My plan right now is to build some improved computer simulation models of growing cells. I spent much of yesterday and today constructing a 3D icosahedron of node masses and elastic ties. Tomorrow I’m going to multiply the number of triangular faces from 20 to 320. Then I’m going to figure out how to simulate an internal pressure acting from inside on all 320 triangular faces, and then inflate the icosahedron into a sphere. That’ll be my theoretical ‘stem cell’ from which all other cells grow and divide.
I’m hoping that, with judicious expansion of the surface triangles (and maybe the addition of more triangles) while keeping the cell volume and surface area in the same constant ratio (the A/V ratio of the stem cell), I’ll be able to get the stem cell to grow and divide. I’m hoping that I’ll be able to simulate normal cell growth and division, and also dual-cone cancer cell growth and division, and also spiky ‘spider’ cell growth.
And when (and if) I’ve got that working, I’ll investigate how much physical work is required to perform growth and division, and maybe estimate relative cell cycle durations. I’m supposing at the moment that it takes more work to make large cancer cells, and so they reproduce more slowly.
And maybe I’ll put the growing dual-cone cancer cells inside a matrix of cells, and see if they can muscle their way past like I think they can.
And maybe I’ll simulate heat flow too.
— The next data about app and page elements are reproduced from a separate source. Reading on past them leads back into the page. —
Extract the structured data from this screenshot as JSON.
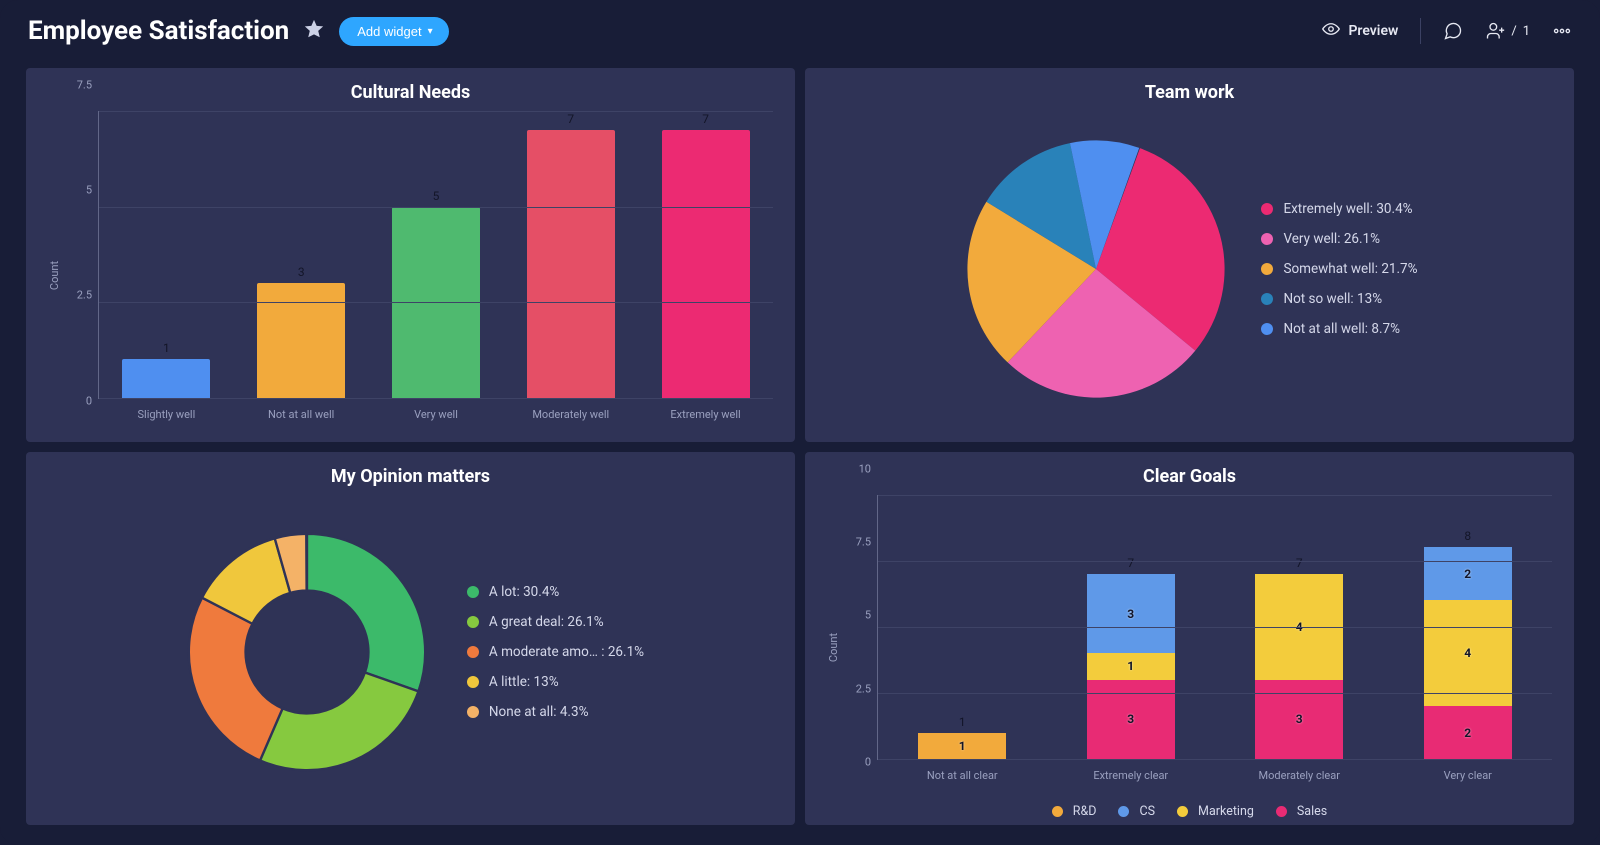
{
  "header": {
    "title": "Employee Satisfaction",
    "add_widget_label": "Add widget",
    "preview_label": "Preview",
    "share_count": "1"
  },
  "colors": {
    "blue": "#4f8ff0",
    "orange": "#f2aa3c",
    "green_mid": "#4fba6f",
    "red": "#e54f66",
    "pink": "#ec2a72",
    "bright_pink": "#ee62b1",
    "teal": "#2982b9",
    "green": "#3cba6a",
    "lime": "#86c93f",
    "orange2": "#ef7a3d",
    "yellow": "#f0c73c",
    "orange_light": "#f4b267",
    "cs_blue": "#5f99e8",
    "mk_yellow": "#f3cc3c",
    "sales_pink": "#e82b74",
    "rd_orange": "#f2aa3c"
  },
  "chart_data": [
    {
      "id": "cultural_needs",
      "type": "bar",
      "title": "Cultural Needs",
      "ylabel": "Count",
      "ylim": [
        0,
        7.5
      ],
      "y_ticks": [
        0,
        2.5,
        5,
        7.5
      ],
      "categories": [
        "Slightly well",
        "Not at all well",
        "Very well",
        "Moderately well",
        "Extremely well"
      ],
      "values": [
        1,
        3,
        5,
        7,
        7
      ],
      "bar_colors": [
        "blue",
        "orange",
        "green_mid",
        "red",
        "pink"
      ]
    },
    {
      "id": "team_work",
      "type": "pie",
      "title": "Team work",
      "slices": [
        {
          "label": "Extremely well",
          "pct": 30.4,
          "color": "pink"
        },
        {
          "label": "Very well",
          "pct": 26.1,
          "color": "bright_pink"
        },
        {
          "label": "Somewhat well",
          "pct": 21.7,
          "color": "orange"
        },
        {
          "label": "Not so well",
          "pct": 13.0,
          "color": "teal"
        },
        {
          "label": "Not at all well",
          "pct": 8.7,
          "color": "blue"
        }
      ]
    },
    {
      "id": "opinion_matters",
      "type": "donut",
      "title": "My Opinion matters",
      "slices": [
        {
          "label": "A lot",
          "pct": 30.4,
          "color": "green"
        },
        {
          "label": "A great deal",
          "pct": 26.1,
          "color": "lime"
        },
        {
          "label": "A moderate amo…  ",
          "pct": 26.1,
          "color": "orange2"
        },
        {
          "label": "A little",
          "pct": 13.0,
          "color": "yellow"
        },
        {
          "label": "None at all",
          "pct": 4.3,
          "color": "orange_light"
        }
      ]
    },
    {
      "id": "clear_goals",
      "type": "stacked_bar",
      "title": "Clear Goals",
      "ylabel": "Count",
      "ylim": [
        0,
        10
      ],
      "y_ticks": [
        0,
        2.5,
        5,
        7.5,
        10
      ],
      "categories": [
        "Not at all clear",
        "Extremely clear",
        "Moderately clear",
        "Very clear"
      ],
      "totals": [
        1,
        7,
        7,
        8
      ],
      "series": [
        {
          "name": "R&D",
          "color": "rd_orange",
          "values": [
            1,
            0,
            0,
            0
          ]
        },
        {
          "name": "CS",
          "color": "cs_blue",
          "values": [
            0,
            3,
            0,
            2
          ]
        },
        {
          "name": "Marketing",
          "color": "mk_yellow",
          "values": [
            0,
            1,
            4,
            4
          ]
        },
        {
          "name": "Sales",
          "color": "sales_pink",
          "values": [
            0,
            3,
            3,
            2
          ]
        }
      ],
      "stack_order": [
        "Sales",
        "Marketing",
        "R&D",
        "CS"
      ]
    }
  ]
}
And osmotic pressure (if I can figure out how that works).
That’s about 20 research programmes for a bunch of mathematicians and physicists and engineers and computer programmers (before the chemists and biologists and geneticists have showed up). So I’m thinking that if I get my cell growth simulation model working, I might make it available for other people to use, and do their own exploring. Maybe as a game. The Build Your Own Cancer Cell game.
Anyway, with luck, if I don’t encounter any major snags, I’ll have something working in a few weeks, and I think they’re going to be visually stunning. And everyone’s going to fall in love with cancer.